About this exercise - Return all of the data exactly as given.

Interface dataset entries
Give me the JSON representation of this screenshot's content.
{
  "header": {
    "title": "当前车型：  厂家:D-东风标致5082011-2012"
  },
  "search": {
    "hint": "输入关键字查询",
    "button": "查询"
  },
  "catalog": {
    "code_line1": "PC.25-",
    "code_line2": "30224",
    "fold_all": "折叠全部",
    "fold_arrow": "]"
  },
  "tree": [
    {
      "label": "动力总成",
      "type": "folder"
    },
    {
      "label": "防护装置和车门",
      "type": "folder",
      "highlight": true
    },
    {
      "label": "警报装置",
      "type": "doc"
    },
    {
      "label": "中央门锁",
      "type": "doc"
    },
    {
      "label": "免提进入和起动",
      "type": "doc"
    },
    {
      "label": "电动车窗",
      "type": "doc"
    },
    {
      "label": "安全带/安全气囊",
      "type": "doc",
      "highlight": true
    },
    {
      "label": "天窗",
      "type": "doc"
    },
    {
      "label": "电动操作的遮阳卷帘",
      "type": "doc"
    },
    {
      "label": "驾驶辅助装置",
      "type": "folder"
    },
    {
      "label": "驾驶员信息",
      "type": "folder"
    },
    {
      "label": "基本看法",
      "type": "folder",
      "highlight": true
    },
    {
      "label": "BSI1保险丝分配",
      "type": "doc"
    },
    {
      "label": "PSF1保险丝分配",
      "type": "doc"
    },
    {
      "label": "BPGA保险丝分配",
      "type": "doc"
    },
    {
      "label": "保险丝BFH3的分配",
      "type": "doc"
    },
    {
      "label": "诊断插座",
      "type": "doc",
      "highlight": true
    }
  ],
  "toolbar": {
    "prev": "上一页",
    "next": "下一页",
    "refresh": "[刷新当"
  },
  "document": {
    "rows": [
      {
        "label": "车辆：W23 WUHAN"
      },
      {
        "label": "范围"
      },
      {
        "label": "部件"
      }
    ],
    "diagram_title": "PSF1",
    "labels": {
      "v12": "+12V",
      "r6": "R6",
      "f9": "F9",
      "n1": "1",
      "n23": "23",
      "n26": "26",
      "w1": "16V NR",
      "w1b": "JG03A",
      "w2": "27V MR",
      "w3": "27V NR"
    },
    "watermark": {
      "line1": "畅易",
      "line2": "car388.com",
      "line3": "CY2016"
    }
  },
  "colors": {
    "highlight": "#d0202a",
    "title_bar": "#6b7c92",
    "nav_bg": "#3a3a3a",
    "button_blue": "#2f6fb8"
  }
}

Solution to this exercise -
Give me the JSON representation of this screenshot's content.
{
  "header": {
    "title": "当前车型：  厂家:D-东风标致5082011-2012"
  },
  "search": {
    "hint": "输入关键字查询",
    "button": "查询"
  },
  "catalog": {
    "code_line1": "PC.25-",
    "code_line2": "30224",
    "fold_all": "折叠全部",
    "fold_arrow": "]"
  },
  "tree": [
    {
      "label": "动力总成",
      "type": "folder"
    },
    {
      "label": "防护装置和车门",
      "type": "folder",
      "highlight": true
    },
    {
      "label": "警报装置",
      "type": "doc"
    },
    {
      "label": "中央门锁",
      "type": "doc"
    },
    {
      "label": "免提进入和起动",
      "type": "doc"
    },
    {
      "label": "电动车窗",
      "type": "doc"
    },
    {
      "label": "安全带/安全气囊",
      "type": "doc",
      "highlight": true
    },
    {
      "label": "天窗",
      "type": "doc"
    },
    {
      "label": "电动操作的遮阳卷帘",
      "type": "doc"
    },
    {
      "label": "驾驶辅助装置",
      "type": "folder"
    },
    {
      "label": "驾驶员信息",
      "type": "folder"
    },
    {
      "label": "基本看法",
      "type": "folder",
      "highlight": true
    },
    {
      "label": "BSI1保险丝分配",
      "type": "doc"
    },
    {
      "label": "PSF1保险丝分配",
      "type": "doc"
    },
    {
      "label": "BPGA保险丝分配",
      "type": "doc"
    },
    {
      "label": "保险丝BFH3的分配",
      "type": "doc"
    },
    {
      "label": "诊断插座",
      "type": "doc",
      "highlight": true
    }
  ],
  "toolbar": {
    "prev": "上一页",
    "next": "下一页",
    "refresh": "[刷新当"
  },
  "document": {
    "rows": [
      {
        "label": "车辆：W23 WUHAN"
      },
      {
        "label": "范围"
      },
      {
        "label": "部件"
      }
    ],
    "diagram_title": "PSF1",
    "labels": {
      "v12": "+12V",
      "r6": "R6",
      "f9": "F9",
      "n1": "1",
      "n23": "23",
      "n26": "26",
      "w1": "16V NR",
      "w1b": "JG03A",
      "w2": "27V MR",
      "w3": "27V NR"
    },
    "watermark": {
      "line1": "畅易",
      "line2": "car388.com",
      "line3": "CY2016"
    }
  },
  "colors": {
    "highlight": "#d0202a",
    "title_bar": "#6b7c92",
    "nav_bg": "#3a3a3a",
    "button_blue": "#2f6fb8"
  }
}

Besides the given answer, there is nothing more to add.